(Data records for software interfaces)

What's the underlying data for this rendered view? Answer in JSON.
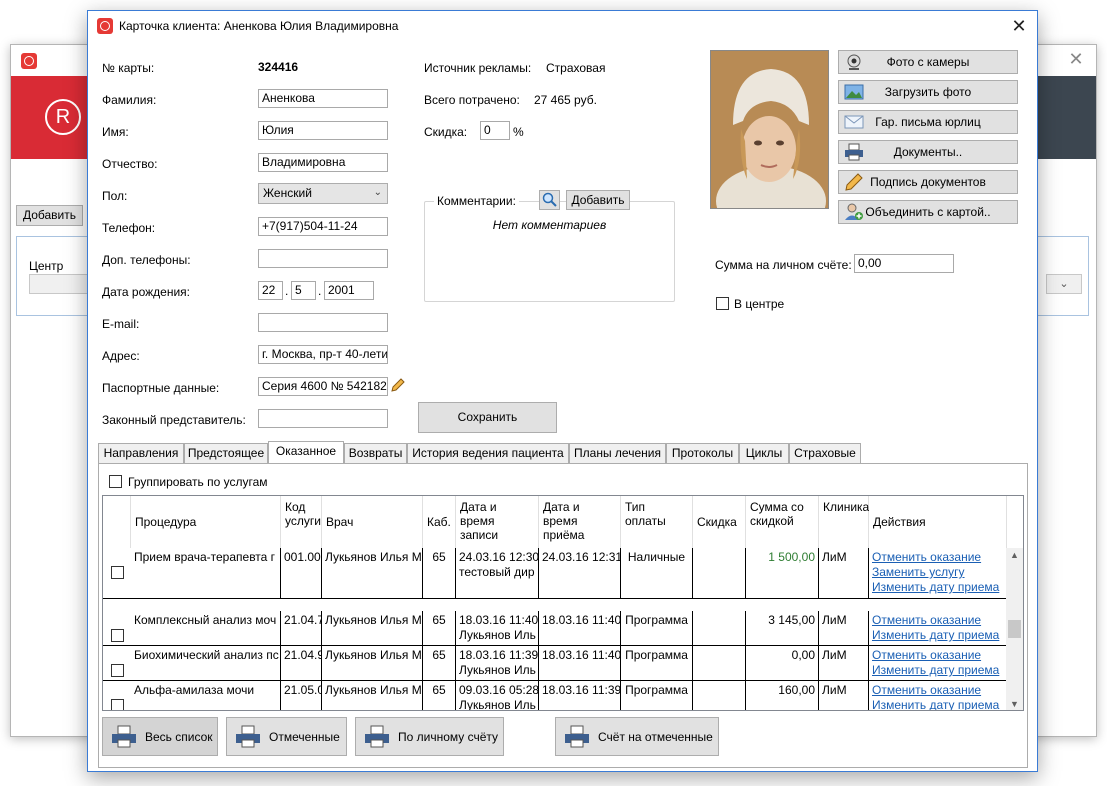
{
  "background_window": {
    "add_button": "Добавить",
    "filter_label": "Центр"
  },
  "dialog": {
    "title": "Карточка клиента:  Аненкова Юлия Владимировна",
    "fields": {
      "card_no_label": "№ карты:",
      "card_no": "324416",
      "last_name_label": "Фамилия:",
      "last_name": "Аненкова",
      "first_name_label": "Имя:",
      "first_name": "Юлия",
      "patronymic_label": "Отчество:",
      "patronymic": "Владимировна",
      "sex_label": "Пол:",
      "sex": "Женский",
      "phone_label": "Телефон:",
      "phone": "+7(917)504-11-24",
      "extra_phones_label": "Доп. телефоны:",
      "extra_phones": "",
      "birth_label": "Дата рождения:",
      "birth_day": "22",
      "birth_month": "5",
      "birth_year": "2001",
      "email_label": "E-mail:",
      "email": "",
      "address_label": "Адрес:",
      "address": "г. Москва, пр-т 40-лети",
      "passport_label": "Паспортные данные:",
      "passport": "Серия 4600 № 542182",
      "representative_label": "Законный представитель:",
      "representative": ""
    },
    "info": {
      "ad_source_label": "Источник рекламы:",
      "ad_source": "Страховая",
      "spent_label": "Всего потрачено:",
      "spent": "27 465 руб.",
      "discount_label": "Скидка:",
      "discount": "0",
      "discount_unit": "%"
    },
    "comments": {
      "label": "Комментарии:",
      "add_button": "Добавить",
      "empty_text": "Нет комментариев"
    },
    "save_button": "Сохранить",
    "side_buttons": [
      {
        "label": "Фото с камеры",
        "icon": "webcam-icon"
      },
      {
        "label": "Загрузить фото",
        "icon": "picture-icon"
      },
      {
        "label": "Гар. письма юрлиц",
        "icon": "envelope-icon"
      },
      {
        "label": "Документы..",
        "icon": "printer-icon"
      },
      {
        "label": "Подпись документов",
        "icon": "pencil-icon"
      },
      {
        "label": "Объединить с картой..",
        "icon": "users-add-icon"
      }
    ],
    "balance_label": "Сумма на личном счёте:",
    "balance": "0,00",
    "in_center_label": "В центре",
    "tabs": [
      "Направления",
      "Предстоящее",
      "Оказанное",
      "Возвраты",
      "История ведения пациента",
      "Планы лечения",
      "Протоколы",
      "Циклы",
      "Страховые"
    ],
    "active_tab": "Оказанное",
    "group_by_services_label": "Группировать по услугам",
    "table": {
      "headers": {
        "procedure": "Процедура",
        "code": "Код услуги",
        "doctor": "Врач",
        "cabinet": "Каб.",
        "record_date": "Дата и время записи",
        "visit_date": "Дата и время приёма",
        "pay_type": "Тип оплаты",
        "discount": "Скидка",
        "sum": "Сумма со скидкой",
        "clinic": "Клиника",
        "actions": "Действия"
      },
      "rows": [
        {
          "procedure": "Прием врача-терапевта  г",
          "code": "001.00",
          "doctor": "Лукьянов Илья М",
          "cabinet": "65",
          "record1": "24.03.16 12:30",
          "record2": "тестовый дир",
          "visit": "24.03.16 12:31",
          "pay": "Наличные",
          "discount": "",
          "sum": "1 500,00",
          "clinic": "ЛиМ",
          "actions": [
            "Отменить оказание",
            "Заменить услугу",
            "Изменить дату приема"
          ]
        },
        {
          "procedure": "Комплексный анализ моч",
          "code": "21.04.7",
          "doctor": "Лукьянов Илья М",
          "cabinet": "65",
          "record1": "18.03.16 11:40",
          "record2": "Лукьянов Иль",
          "visit": "18.03.16 11:40",
          "pay": "Программа",
          "discount": "",
          "sum": "3 145,00",
          "clinic": "ЛиМ",
          "actions": [
            "Отменить оказание",
            "Изменить дату приема"
          ]
        },
        {
          "procedure": "Биохимический анализ пс",
          "code": "21.04.9",
          "doctor": "Лукьянов Илья М",
          "cabinet": "65",
          "record1": "18.03.16 11:39",
          "record2": "Лукьянов Иль",
          "visit": "18.03.16 11:40",
          "pay": "Программа",
          "discount": "",
          "sum": "0,00",
          "clinic": "ЛиМ",
          "actions": [
            "Отменить оказание",
            "Изменить дату приема"
          ]
        },
        {
          "procedure": "Альфа-амилаза мочи",
          "code": "21.05.0",
          "doctor": "Лукьянов Илья М",
          "cabinet": "65",
          "record1": "09.03.16 05:28",
          "record2": "Лукьянов Иль",
          "visit": "18.03.16 11:39",
          "pay": "Программа",
          "discount": "",
          "sum": "160,00",
          "clinic": "ЛиМ",
          "actions": [
            "Отменить оказание",
            "Изменить дату приема"
          ]
        }
      ]
    },
    "bottom_buttons": [
      "Весь список",
      "Отмеченные",
      "По личному счёту",
      "Счёт на отмеченные"
    ],
    "colors": {
      "accent_red": "#d92b35",
      "header_dark": "#3c4650",
      "link": "#1a5fb4",
      "sum_green": "#2e7d32"
    }
  }
}
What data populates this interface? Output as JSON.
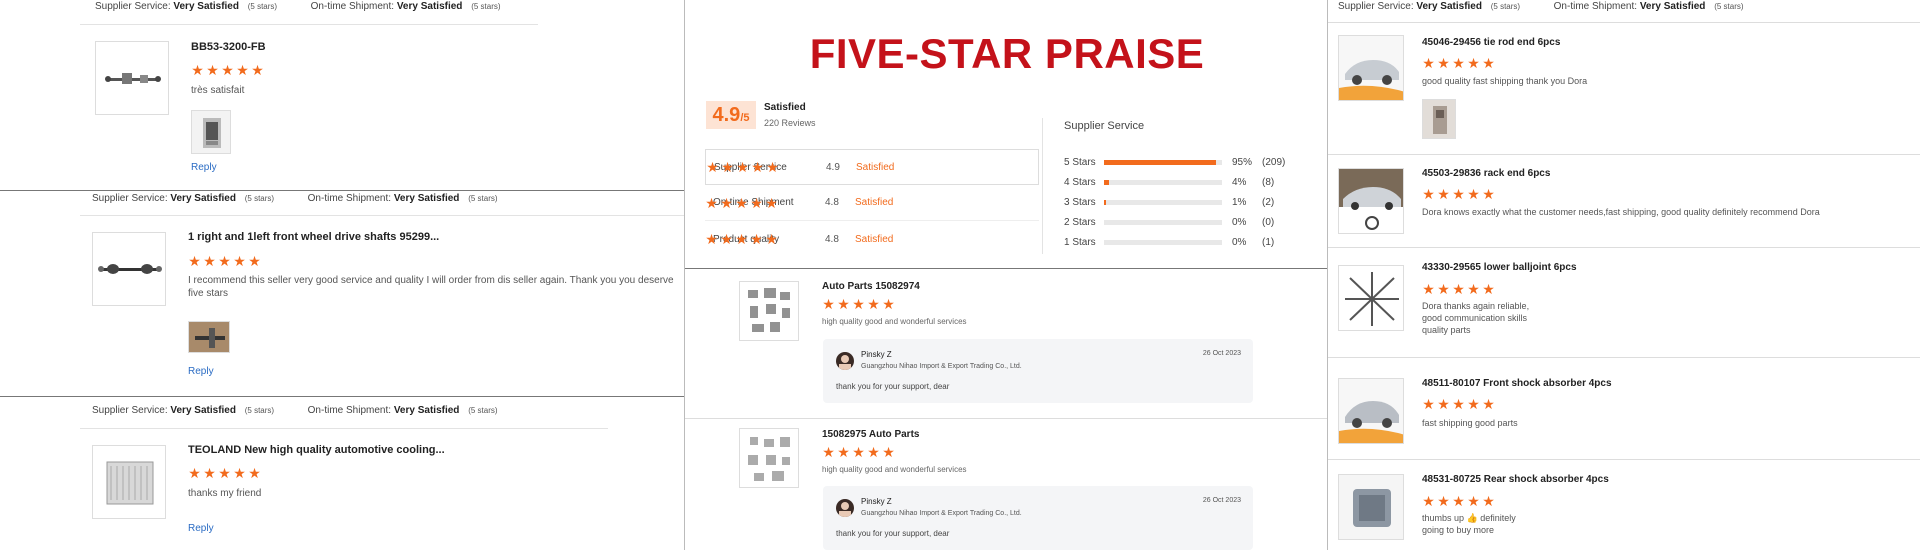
{
  "left_panel": {
    "labels": {
      "supplier_service": "Supplier Service:",
      "ontime_shipment": "On-time Shipment:",
      "very_satisfied": "Very Satisfied",
      "five_stars": "(5 stars)",
      "reply": "Reply"
    },
    "reviews": [
      {
        "title": "BB53-3200-FB",
        "text": "très satisfait"
      },
      {
        "title": "1 right and 1left front wheel drive shafts 95299...",
        "text": "I recommend this seller very good service and quality I will order from dis seller again. Thank you you deserve five stars"
      },
      {
        "title": "TEOLAND New high quality automotive cooling...",
        "text": "thanks my friend"
      }
    ]
  },
  "middle_panel": {
    "banner": "FIVE-STAR PRAISE",
    "score": "4.9",
    "score_den": "/5",
    "satisfaction": "Satisfied",
    "review_count": "220 Reviews",
    "metrics": [
      {
        "name": "Supplier Service",
        "score": "4.9",
        "status": "Satisfied"
      },
      {
        "name": "On-time Shipment",
        "score": "4.8",
        "status": "Satisfied"
      },
      {
        "name": "Product quality",
        "score": "4.8",
        "status": "Satisfied"
      }
    ],
    "distribution_title": "Supplier Service",
    "distribution": [
      {
        "label": "5 Stars",
        "pct": "95%",
        "count": "(209)",
        "value": 95
      },
      {
        "label": "4 Stars",
        "pct": "4%",
        "count": "(8)",
        "value": 4
      },
      {
        "label": "3 Stars",
        "pct": "1%",
        "count": "(2)",
        "value": 1
      },
      {
        "label": "2 Stars",
        "pct": "0%",
        "count": "(0)",
        "value": 0
      },
      {
        "label": "1 Stars",
        "pct": "0%",
        "count": "(1)",
        "value": 0
      }
    ],
    "reviews": [
      {
        "title": "Auto Parts 15082974",
        "text": "high quality good and wonderful services",
        "reply_name": "Pinsky Z",
        "reply_company": "Guangzhou Nihao Import & Export Trading Co., Ltd.",
        "reply_date": "26 Oct 2023",
        "reply_text": "thank  you for your support, dear"
      },
      {
        "title": "15082975 Auto Parts",
        "text": "high quality good and wonderful services",
        "reply_name": "Pinsky Z",
        "reply_company": "Guangzhou Nihao Import & Export Trading Co., Ltd.",
        "reply_date": "26 Oct 2023",
        "reply_text": "thank  you for your support, dear"
      }
    ]
  },
  "right_panel": {
    "labels": {
      "supplier_service": "Supplier Service:",
      "ontime_shipment": "On-time Shipment:",
      "very_satisfied": "Very Satisfied",
      "five_stars": "(5 stars)"
    },
    "reviews": [
      {
        "title": "45046-29456 tie rod end 6pcs",
        "text": "good quality fast shipping thank you Dora"
      },
      {
        "title": "45503-29836 rack end 6pcs",
        "text": "Dora knows exactly what the customer needs,fast shipping, good quality definitely recommend Dora"
      },
      {
        "title": "43330-29565 lower balljoint 6pcs",
        "text_lines": [
          "Dora thanks again reliable,",
          "good communication skills",
          "quality parts"
        ]
      },
      {
        "title": "48511-80107 Front shock absorber 4pcs",
        "text": "fast  shipping good parts"
      },
      {
        "title": "48531-80725 Rear shock absorber 4pcs",
        "text_lines": [
          "thumbs up 👍 definitely",
          "going to buy more"
        ]
      }
    ]
  },
  "colors": {
    "star": "#f26b1d",
    "banner": "#c4121a",
    "link": "#2b6cc4",
    "score_bg": "#fde3d4"
  }
}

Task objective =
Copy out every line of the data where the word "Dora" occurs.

The completed task =
        "text": "good quality fast shipping thank you Dora"
        "text": "Dora knows exactly what the customer needs,fast shipping, good quality definitely recommend Dora"
          "Dora thanks again reliable,",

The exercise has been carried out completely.